“Dead Pigs” often courts absurdism outright, as during a salon employee pep talk, overseen by Candy with a drill sergeant’s severity as her identically clad workers chant, “I am the best! I am talented! I am unique! I will succeed!” Sean’s detours as a model-for-hire at corporate events, where his whiteness is exemplified and exoticized to amusing effect, stick out in hindsight as another particularly inspired subplot. Yan also finds a way to work real Chinese social phenomena into her film, such as a character who intentionally throws himself into traffic so as to cajole hush-money payments out of horrified drivers; such comically depressing inclusions only heighten the film’s larger observations about a culture poisoned by economic hardship.
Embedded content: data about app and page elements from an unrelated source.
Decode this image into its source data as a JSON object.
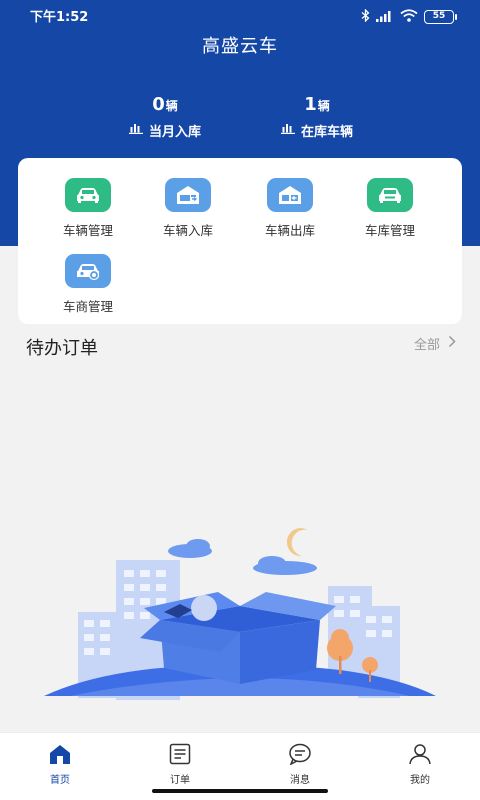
{
  "status": {
    "time": "下午1:52",
    "battery": "55"
  },
  "app_title": "高盛云车",
  "stats": [
    {
      "value": "0",
      "unit": "辆",
      "label": "当月入库"
    },
    {
      "value": "1",
      "unit": "辆",
      "label": "在库车辆"
    }
  ],
  "menu": [
    {
      "label": "车辆管理",
      "icon": "car-manage-icon"
    },
    {
      "label": "车辆入库",
      "icon": "warehouse-in-icon"
    },
    {
      "label": "车辆出库",
      "icon": "warehouse-out-icon"
    },
    {
      "label": "车库管理",
      "icon": "garage-manage-icon"
    },
    {
      "label": "车商管理",
      "icon": "dealer-manage-icon"
    }
  ],
  "section": {
    "title": "待办订单",
    "all_label": "全部"
  },
  "tabs": [
    {
      "label": "首页",
      "icon": "home-icon",
      "active": true
    },
    {
      "label": "订单",
      "icon": "order-icon",
      "active": false
    },
    {
      "label": "消息",
      "icon": "message-icon",
      "active": false
    },
    {
      "label": "我的",
      "icon": "user-icon",
      "active": false
    }
  ],
  "colors": {
    "primary": "#1447a6",
    "green": "#2fbb85",
    "blue": "#5b9fe6"
  }
}
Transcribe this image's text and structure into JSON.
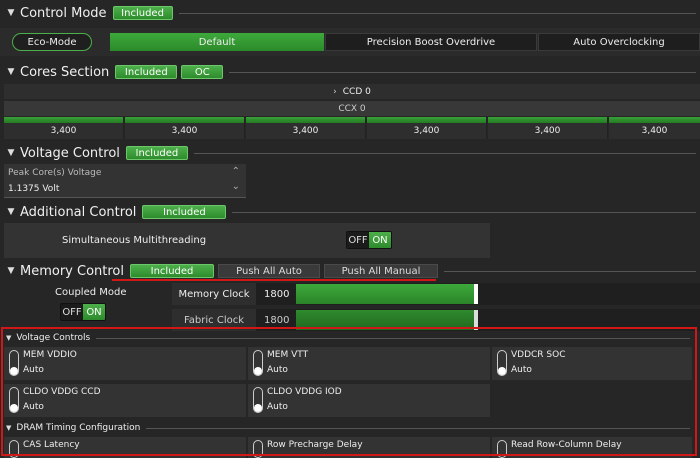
{
  "control_mode": {
    "title": "Control Mode",
    "badge": "Included",
    "eco_mode": "Eco-Mode",
    "tabs": [
      "Default",
      "Precision Boost Overdrive",
      "Auto Overclocking"
    ]
  },
  "cores": {
    "title": "Cores Section",
    "badge": "Included",
    "oc": "OC",
    "ccd": "CCD 0",
    "ccx": "CCX 0",
    "freqs": [
      "3,400",
      "3,400",
      "3,400",
      "3,400",
      "3,400",
      "3,400"
    ]
  },
  "voltage": {
    "title": "Voltage Control",
    "badge": "Included",
    "field_label": "Peak Core(s) Voltage",
    "field_value": "1.1375 Volt"
  },
  "additional": {
    "title": "Additional Control",
    "badge": "Included",
    "smt_label": "Simultaneous Multithreading",
    "toggle_off": "OFF",
    "toggle_on": "ON"
  },
  "memory": {
    "title": "Memory Control",
    "badge": "Included",
    "push_auto": "Push All Auto",
    "push_manual": "Push All Manual",
    "coupled_label": "Coupled Mode",
    "toggle_off": "OFF",
    "toggle_on": "ON",
    "mem_clock_label": "Memory Clock",
    "mem_clock_value": "1800",
    "fabric_clock_label": "Fabric Clock",
    "fabric_clock_value": "1800"
  },
  "voltage_controls": {
    "title": "Voltage Controls",
    "items": [
      {
        "name": "MEM VDDIO",
        "value": "Auto"
      },
      {
        "name": "MEM VTT",
        "value": "Auto"
      },
      {
        "name": "VDDCR SOC",
        "value": "Auto"
      },
      {
        "name": "CLDO VDDG CCD",
        "value": "Auto"
      },
      {
        "name": "CLDO VDDG IOD",
        "value": "Auto"
      }
    ]
  },
  "dram": {
    "title": "DRAM Timing Configuration",
    "items": [
      "CAS Latency",
      "Row Precharge Delay",
      "Read Row-Column Delay"
    ]
  },
  "colors": {
    "accent_green": "#3a9a38",
    "highlight_red": "#d01818"
  }
}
But Yan’s third act gyres all her characters toward a climactic stand-off between a bathrobe-clad Candy (poodle underarm, hair curlers firmly in place) and the machine crane sent to decimate her lone turquoise domicile. It’s a memorable image in a film full of them, Wu’s ferocious performance and Yan’s reverent wide shots casting the beautician, defiantly poised upon her roof, as a surprisingly worthy adversary for such an inhuman, voracious instrument of capitalism. “Dead Pigs” loves its characters a little too much to cement its portrait of the socioeconomic stricture with the kind of pessimistic conclusion it would otherwise seem to be setting up – and would perhaps thematically be better-served by. And so it swings widely in the other direction, with a communal rendition (quickly escalated into a non-diegetic karaoke sing-along) of an anthemic pop number. In this moment, the film steps outside of itself to deliver a crowd-pleasing capper to its story of individual and familial integrity ground beneath the plastic gears of rampant consumerism – a bitterly ironic punchline to a film that, up until that point, feels bigger than the joke.
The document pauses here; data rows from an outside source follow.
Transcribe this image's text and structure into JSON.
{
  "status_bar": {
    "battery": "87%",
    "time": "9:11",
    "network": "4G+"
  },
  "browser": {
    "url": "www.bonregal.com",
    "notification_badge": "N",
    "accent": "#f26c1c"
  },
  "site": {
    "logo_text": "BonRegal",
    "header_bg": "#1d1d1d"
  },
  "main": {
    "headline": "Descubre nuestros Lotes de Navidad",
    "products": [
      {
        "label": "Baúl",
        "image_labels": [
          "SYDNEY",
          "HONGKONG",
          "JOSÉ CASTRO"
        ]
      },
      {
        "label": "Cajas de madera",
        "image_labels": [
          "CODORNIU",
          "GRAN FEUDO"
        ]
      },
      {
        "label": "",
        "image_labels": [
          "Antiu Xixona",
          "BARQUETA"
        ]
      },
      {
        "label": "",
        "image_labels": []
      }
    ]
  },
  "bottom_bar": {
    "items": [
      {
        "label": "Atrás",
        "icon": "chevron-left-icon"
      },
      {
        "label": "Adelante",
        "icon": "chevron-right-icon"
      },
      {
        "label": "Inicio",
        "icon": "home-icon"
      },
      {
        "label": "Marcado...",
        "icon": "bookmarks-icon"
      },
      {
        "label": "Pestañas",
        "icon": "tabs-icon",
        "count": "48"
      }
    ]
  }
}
Less effective are routine intrusions by TV news broadcasts, which serve to check back in on those pesky pork corpses floating into Shanghai and relate their reports in an overly broad, winking register. The film’s already slightly glib finale is deflated most by these, with the anchor’s assessment that its surprising resolution, complete with a sing-along, plays “just like a true Hollywood movie” reminding us too bluntly that it does play just like that – and that “Dead Pigs” has been designed perhaps a little too much as a calling card for its rising-star writer-director.
But with “Birds of Prey” already in Yan’s rearview, and an A24 project in the offing, the film is perhaps already fated to be remembered as a launchpad. And that’s a perception that sells short the striking effectiveness of “Dead Pigs”: as a work of ebullient satire and quietly stirring humanism, as well as a trenchant study of China’s frenetic modernization as a horror show in progress, one that’s every bit the equal of America’s own late-capitalist nightmare. [A-]
“Dead Pigs” is available on MUBI now.